[Records for processing]

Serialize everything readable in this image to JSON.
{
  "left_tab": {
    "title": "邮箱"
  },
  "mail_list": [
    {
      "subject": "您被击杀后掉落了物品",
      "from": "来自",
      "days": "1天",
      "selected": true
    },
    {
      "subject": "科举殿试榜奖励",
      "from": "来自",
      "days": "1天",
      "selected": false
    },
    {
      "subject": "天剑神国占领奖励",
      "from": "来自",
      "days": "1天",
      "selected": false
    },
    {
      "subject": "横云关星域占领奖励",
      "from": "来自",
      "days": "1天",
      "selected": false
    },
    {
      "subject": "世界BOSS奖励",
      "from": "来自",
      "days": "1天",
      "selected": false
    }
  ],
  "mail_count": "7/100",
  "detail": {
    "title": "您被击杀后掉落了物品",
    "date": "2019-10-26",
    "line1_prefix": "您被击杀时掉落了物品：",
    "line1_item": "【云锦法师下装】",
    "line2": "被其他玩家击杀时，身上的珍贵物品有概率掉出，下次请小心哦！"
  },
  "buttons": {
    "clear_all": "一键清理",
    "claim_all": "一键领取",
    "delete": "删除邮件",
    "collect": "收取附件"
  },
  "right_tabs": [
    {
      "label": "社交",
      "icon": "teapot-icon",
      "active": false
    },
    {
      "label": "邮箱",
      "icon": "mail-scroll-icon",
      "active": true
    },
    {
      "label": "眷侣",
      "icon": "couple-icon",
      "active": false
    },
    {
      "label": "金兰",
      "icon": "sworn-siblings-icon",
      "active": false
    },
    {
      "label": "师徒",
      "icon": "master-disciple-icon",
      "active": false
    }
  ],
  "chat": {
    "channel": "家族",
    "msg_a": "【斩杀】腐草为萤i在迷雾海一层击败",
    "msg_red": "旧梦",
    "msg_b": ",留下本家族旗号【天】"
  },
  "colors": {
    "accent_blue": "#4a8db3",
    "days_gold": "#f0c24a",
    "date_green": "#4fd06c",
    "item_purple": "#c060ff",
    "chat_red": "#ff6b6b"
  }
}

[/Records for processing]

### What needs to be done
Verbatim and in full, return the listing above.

### Expected answer
Serialize everything readable in this image to JSON.
{
  "left_tab": {
    "title": "邮箱"
  },
  "mail_list": [
    {
      "subject": "您被击杀后掉落了物品",
      "from": "来自",
      "days": "1天",
      "selected": true
    },
    {
      "subject": "科举殿试榜奖励",
      "from": "来自",
      "days": "1天",
      "selected": false
    },
    {
      "subject": "天剑神国占领奖励",
      "from": "来自",
      "days": "1天",
      "selected": false
    },
    {
      "subject": "横云关星域占领奖励",
      "from": "来自",
      "days": "1天",
      "selected": false
    },
    {
      "subject": "世界BOSS奖励",
      "from": "来自",
      "days": "1天",
      "selected": false
    }
  ],
  "mail_count": "7/100",
  "detail": {
    "title": "您被击杀后掉落了物品",
    "date": "2019-10-26",
    "line1_prefix": "您被击杀时掉落了物品：",
    "line1_item": "【云锦法师下装】",
    "line2": "被其他玩家击杀时，身上的珍贵物品有概率掉出，下次请小心哦！"
  },
  "buttons": {
    "clear_all": "一键清理",
    "claim_all": "一键领取",
    "delete": "删除邮件",
    "collect": "收取附件"
  },
  "right_tabs": [
    {
      "label": "社交",
      "icon": "teapot-icon",
      "active": false
    },
    {
      "label": "邮箱",
      "icon": "mail-scroll-icon",
      "active": true
    },
    {
      "label": "眷侣",
      "icon": "couple-icon",
      "active": false
    },
    {
      "label": "金兰",
      "icon": "sworn-siblings-icon",
      "active": false
    },
    {
      "label": "师徒",
      "icon": "master-disciple-icon",
      "active": false
    }
  ],
  "chat": {
    "channel": "家族",
    "msg_a": "【斩杀】腐草为萤i在迷雾海一层击败",
    "msg_red": "旧梦",
    "msg_b": ",留下本家族旗号【天】"
  },
  "colors": {
    "accent_blue": "#4a8db3",
    "days_gold": "#f0c24a",
    "date_green": "#4fd06c",
    "item_purple": "#c060ff",
    "chat_red": "#ff6b6b"
  }
}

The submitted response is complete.